(TASK DESCRIPTION) Look for the word "icon" in the records, and copy each line where it appears.

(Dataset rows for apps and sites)
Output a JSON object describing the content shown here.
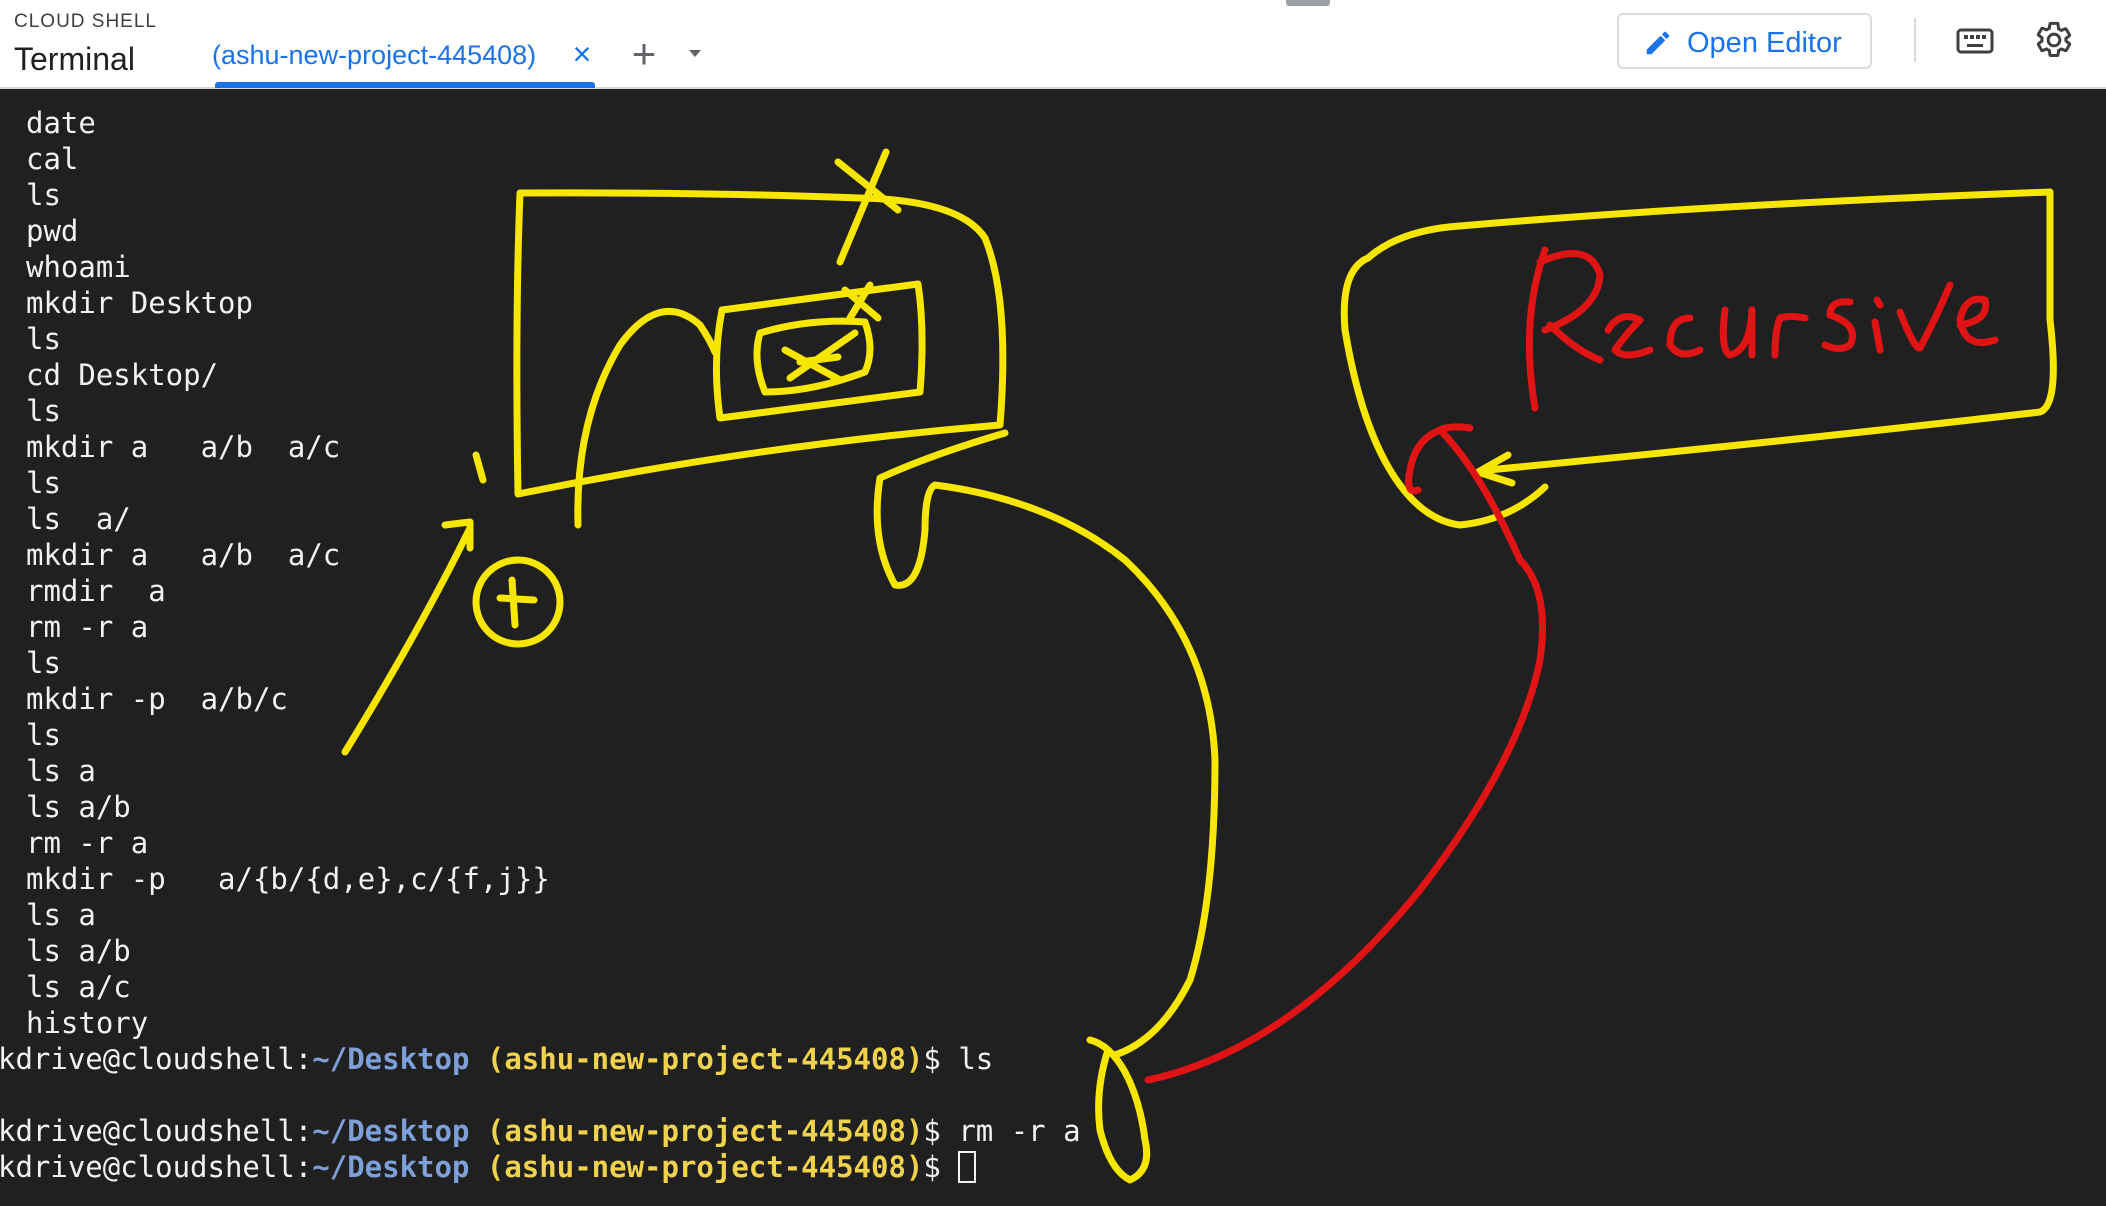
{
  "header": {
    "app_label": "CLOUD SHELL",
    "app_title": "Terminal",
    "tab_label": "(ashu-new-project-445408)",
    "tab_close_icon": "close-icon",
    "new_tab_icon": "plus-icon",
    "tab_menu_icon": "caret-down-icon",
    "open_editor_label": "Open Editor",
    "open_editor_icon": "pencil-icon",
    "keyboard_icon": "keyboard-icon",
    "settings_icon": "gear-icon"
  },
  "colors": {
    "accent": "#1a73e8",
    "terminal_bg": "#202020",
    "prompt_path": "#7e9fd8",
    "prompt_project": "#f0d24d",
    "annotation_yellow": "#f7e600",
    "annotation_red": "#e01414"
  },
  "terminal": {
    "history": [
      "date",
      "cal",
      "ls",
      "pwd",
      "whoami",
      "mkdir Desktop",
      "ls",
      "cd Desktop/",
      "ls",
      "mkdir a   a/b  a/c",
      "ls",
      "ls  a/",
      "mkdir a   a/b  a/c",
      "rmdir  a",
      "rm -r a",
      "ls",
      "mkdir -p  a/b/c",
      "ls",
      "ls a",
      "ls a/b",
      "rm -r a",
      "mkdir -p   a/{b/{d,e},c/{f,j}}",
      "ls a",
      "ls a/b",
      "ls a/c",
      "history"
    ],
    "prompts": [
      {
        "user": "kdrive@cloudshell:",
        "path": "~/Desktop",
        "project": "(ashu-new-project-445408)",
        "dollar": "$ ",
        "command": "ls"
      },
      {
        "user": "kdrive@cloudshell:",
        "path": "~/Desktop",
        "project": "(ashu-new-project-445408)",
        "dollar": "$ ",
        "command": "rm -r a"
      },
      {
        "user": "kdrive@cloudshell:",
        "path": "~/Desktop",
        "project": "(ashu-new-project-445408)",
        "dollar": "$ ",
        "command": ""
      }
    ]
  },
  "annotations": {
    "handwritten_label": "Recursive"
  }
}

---

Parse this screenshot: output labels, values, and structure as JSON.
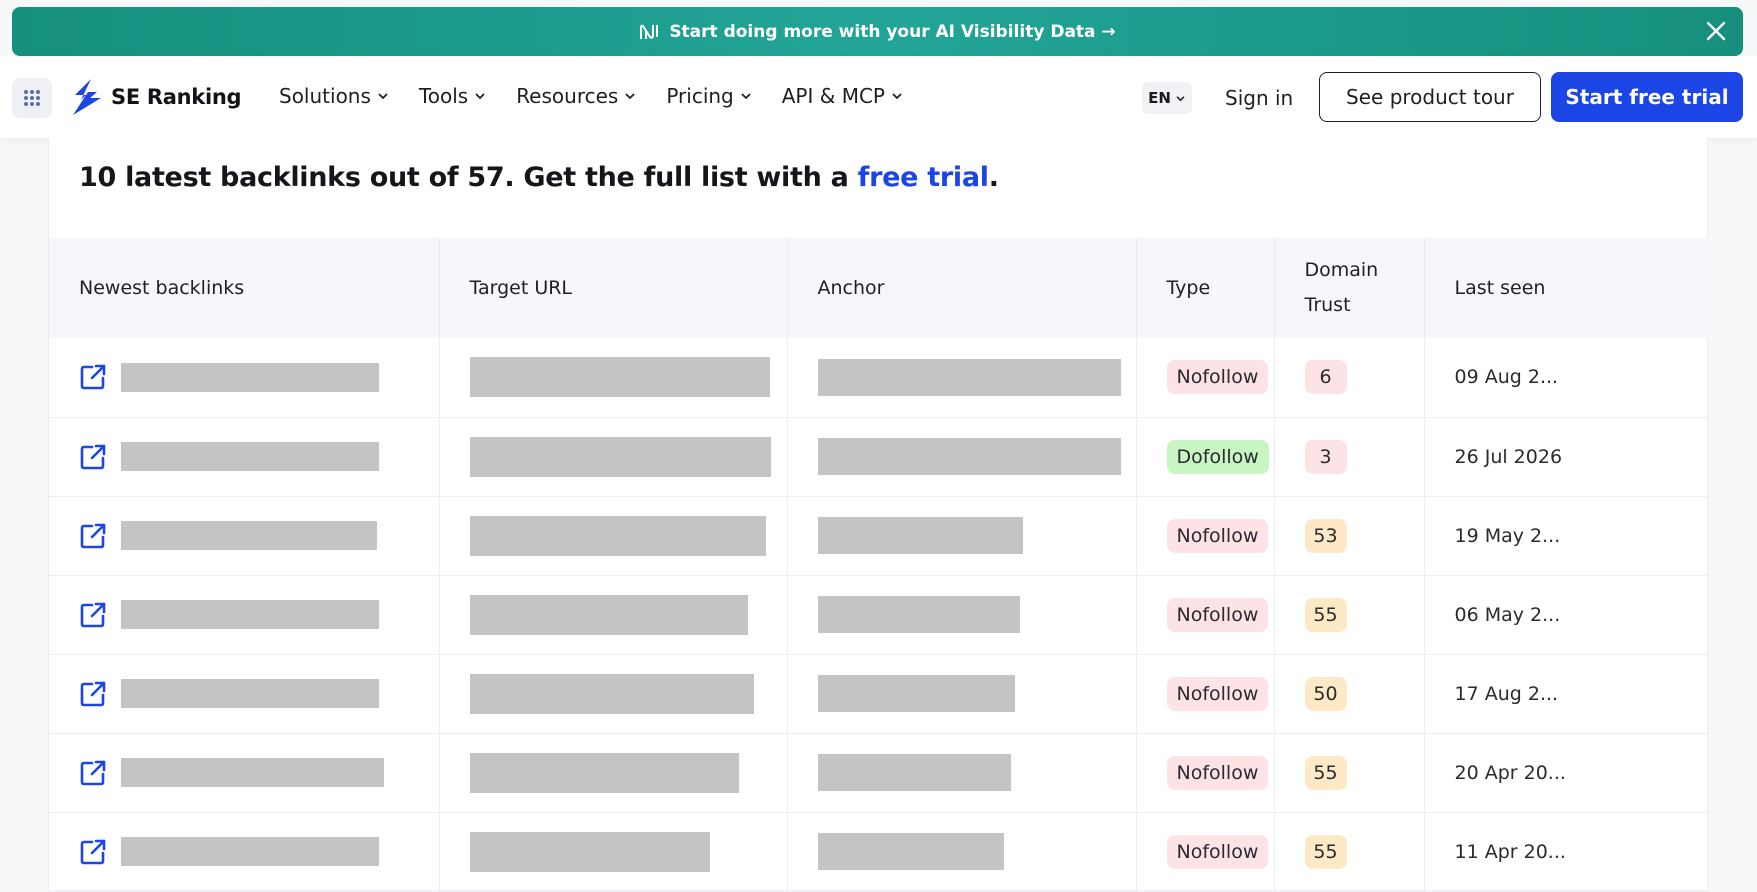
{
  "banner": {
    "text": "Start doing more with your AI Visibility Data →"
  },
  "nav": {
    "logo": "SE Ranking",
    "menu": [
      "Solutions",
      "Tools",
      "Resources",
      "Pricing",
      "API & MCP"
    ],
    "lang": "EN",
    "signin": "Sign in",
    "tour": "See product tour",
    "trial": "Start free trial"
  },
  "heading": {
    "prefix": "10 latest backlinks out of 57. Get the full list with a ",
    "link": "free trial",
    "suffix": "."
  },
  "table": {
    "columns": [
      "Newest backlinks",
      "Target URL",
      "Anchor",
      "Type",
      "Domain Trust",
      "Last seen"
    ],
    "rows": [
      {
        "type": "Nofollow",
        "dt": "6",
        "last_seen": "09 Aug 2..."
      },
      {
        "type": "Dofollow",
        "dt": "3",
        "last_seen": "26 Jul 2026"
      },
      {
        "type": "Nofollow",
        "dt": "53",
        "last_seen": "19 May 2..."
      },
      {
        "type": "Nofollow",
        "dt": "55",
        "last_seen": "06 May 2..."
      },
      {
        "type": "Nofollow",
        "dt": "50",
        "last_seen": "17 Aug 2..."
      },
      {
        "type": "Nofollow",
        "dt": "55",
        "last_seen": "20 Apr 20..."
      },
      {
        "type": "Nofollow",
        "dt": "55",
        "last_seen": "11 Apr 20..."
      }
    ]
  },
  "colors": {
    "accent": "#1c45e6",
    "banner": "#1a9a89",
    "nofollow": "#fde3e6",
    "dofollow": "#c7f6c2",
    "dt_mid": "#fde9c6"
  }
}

(OUTPUT OF THE TASK)
    "tab_close_icon": "close-icon",
    "new_tab_icon": "plus-icon",
    "tab_menu_icon": "caret-down-icon",
    "open_editor_icon": "pencil-icon",
    "keyboard_icon": "keyboard-icon",
    "settings_icon": "gear-icon"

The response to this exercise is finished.